Title

Improving perinatal depression care: the Massachusetts Child Psychiatry Access Project for Moms

UMMS Affiliation

Department of Psychiatry; Systems and Psychosocial Advances Research Center; Department of Obstetrics and Gynecology; Department of Quantitative Health Sciences

Date

5-2016

Document Type

Article

Disciplines

Maternal and Child Health | Mental and Social Health | Psychiatric and Mental Health | Psychiatry | Psychiatry and Psychology | Women's Health

Abstract

OBJECTIVE: Perinatal depression is common and associated with poor birth, infant and child outcomes. Screening for perinatal depression alone does not improve treatment rates or patient outcomes. This paper describes the development, implementation and outcomes of a new and low-cost population-based program to help providers address perinatal depression, the Massachusetts Child Psychiatry Access Project (MCPAP) for Moms.

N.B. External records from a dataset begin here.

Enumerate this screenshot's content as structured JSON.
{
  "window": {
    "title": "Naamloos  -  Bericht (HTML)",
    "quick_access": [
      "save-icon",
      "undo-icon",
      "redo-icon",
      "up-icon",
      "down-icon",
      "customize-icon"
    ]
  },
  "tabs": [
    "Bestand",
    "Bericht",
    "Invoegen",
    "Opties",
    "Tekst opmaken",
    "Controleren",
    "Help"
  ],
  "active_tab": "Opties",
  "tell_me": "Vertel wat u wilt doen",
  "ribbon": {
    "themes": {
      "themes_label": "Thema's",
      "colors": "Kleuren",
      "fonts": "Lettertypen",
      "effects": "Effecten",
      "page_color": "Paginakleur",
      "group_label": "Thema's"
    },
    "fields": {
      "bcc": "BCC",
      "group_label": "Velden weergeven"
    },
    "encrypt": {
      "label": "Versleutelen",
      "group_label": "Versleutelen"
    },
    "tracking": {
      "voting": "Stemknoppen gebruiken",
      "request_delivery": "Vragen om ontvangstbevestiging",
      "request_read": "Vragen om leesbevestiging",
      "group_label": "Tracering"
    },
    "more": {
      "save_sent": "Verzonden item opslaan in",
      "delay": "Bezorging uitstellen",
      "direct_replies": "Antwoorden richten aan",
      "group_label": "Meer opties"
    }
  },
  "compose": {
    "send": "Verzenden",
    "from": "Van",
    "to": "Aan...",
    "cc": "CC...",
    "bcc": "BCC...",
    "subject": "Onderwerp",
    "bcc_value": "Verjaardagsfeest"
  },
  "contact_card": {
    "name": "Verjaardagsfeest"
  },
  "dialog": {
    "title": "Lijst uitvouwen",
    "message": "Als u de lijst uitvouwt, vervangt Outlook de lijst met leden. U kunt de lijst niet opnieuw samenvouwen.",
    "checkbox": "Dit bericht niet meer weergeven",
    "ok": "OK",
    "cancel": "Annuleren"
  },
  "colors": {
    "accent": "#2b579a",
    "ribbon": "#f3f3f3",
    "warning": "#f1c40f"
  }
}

METHOD: MCPAP for Moms builds providers' capacity to address perinatal depression through (1) trainings and toolkits on depression screening, assessment and treatment; (2) telephonic access to perinatal psychiatric consultation for providers serving pregnant and postpartum women; and (3) care coordination to link women with individual psychotherapy and support groups.

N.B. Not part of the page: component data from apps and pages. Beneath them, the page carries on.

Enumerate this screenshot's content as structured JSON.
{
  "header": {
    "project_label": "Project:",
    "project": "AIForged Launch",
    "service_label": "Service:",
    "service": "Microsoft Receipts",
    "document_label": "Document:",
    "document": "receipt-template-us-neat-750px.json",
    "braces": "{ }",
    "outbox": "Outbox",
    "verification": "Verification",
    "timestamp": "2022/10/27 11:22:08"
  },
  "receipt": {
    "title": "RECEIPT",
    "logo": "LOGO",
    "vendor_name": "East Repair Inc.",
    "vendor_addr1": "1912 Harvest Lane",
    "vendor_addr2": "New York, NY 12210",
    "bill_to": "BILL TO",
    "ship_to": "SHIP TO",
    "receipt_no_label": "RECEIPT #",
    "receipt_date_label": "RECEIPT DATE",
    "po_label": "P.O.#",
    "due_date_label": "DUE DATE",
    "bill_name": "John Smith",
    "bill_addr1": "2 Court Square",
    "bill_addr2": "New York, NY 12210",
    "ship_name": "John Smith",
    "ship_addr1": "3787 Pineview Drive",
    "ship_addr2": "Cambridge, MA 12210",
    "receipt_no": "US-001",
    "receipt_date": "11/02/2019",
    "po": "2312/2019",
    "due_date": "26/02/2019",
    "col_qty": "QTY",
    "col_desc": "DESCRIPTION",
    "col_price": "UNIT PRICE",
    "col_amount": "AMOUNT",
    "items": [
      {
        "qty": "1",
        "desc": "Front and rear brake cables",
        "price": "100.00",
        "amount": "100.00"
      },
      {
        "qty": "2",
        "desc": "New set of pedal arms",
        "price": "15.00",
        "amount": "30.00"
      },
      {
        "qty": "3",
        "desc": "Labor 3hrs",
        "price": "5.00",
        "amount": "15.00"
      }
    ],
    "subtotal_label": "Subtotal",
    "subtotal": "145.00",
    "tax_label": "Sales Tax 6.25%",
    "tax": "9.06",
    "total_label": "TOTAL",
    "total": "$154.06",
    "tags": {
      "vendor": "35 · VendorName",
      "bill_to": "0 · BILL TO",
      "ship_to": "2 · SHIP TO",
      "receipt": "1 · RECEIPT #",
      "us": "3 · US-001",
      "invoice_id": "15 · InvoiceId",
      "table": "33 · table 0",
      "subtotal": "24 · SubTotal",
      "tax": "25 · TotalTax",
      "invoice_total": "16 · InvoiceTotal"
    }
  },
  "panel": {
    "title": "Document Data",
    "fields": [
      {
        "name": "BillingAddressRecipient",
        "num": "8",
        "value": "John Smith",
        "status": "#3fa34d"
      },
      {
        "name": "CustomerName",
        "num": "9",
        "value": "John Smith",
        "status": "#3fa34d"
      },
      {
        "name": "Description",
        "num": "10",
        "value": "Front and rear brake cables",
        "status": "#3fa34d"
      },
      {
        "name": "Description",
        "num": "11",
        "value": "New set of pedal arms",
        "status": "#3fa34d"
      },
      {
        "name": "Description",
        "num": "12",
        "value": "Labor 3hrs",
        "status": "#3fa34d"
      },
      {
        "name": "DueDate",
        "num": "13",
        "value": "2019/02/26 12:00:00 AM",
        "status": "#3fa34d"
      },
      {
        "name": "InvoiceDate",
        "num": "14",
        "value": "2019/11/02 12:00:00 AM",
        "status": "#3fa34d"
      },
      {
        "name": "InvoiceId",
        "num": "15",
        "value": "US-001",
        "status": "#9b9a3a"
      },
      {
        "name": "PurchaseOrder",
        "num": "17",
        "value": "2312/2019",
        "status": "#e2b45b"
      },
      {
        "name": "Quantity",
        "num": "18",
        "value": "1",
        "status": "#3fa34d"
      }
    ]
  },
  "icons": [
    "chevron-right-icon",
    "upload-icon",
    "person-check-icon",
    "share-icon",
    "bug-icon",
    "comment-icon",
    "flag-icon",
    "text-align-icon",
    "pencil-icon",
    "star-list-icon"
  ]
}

RESULTS: In the first 18 months, MCPAP for Moms enrolled 87 Ob/Gyn practices, conducted 100 trainings and served 1123 women. Of telephone consultations provided, 64% were with obstetric providers/midwives and 16% were with psychiatrists. MCPAP for Moms costs $8.38 per perinatal woman per year ($0.70 per month) or $600,000 for 71,618 deliveries annually in Massachusetts.

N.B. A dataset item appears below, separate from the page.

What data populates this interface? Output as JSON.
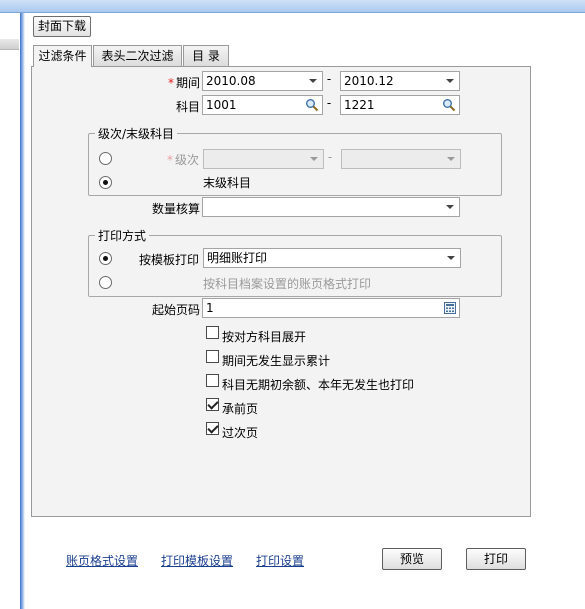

CONCLUSION: The volume of encounters, number of women served and low cost suggest that MCPAP for Moms is a feasible, acceptable and sustainable approach that can help frontline providers effectively identify and manage perinatal depression.

Rights and Permissions

Citation: Gen Hosp Psychiatry. 2016 May-Jun;40:12-7. doi: 10.1016/j.genhosppsych.2016.03.002. Epub 2016 Mar 21. Link to article on publisher's site

Related Resources

Link to Article in PubMed

PubMed ID

27079616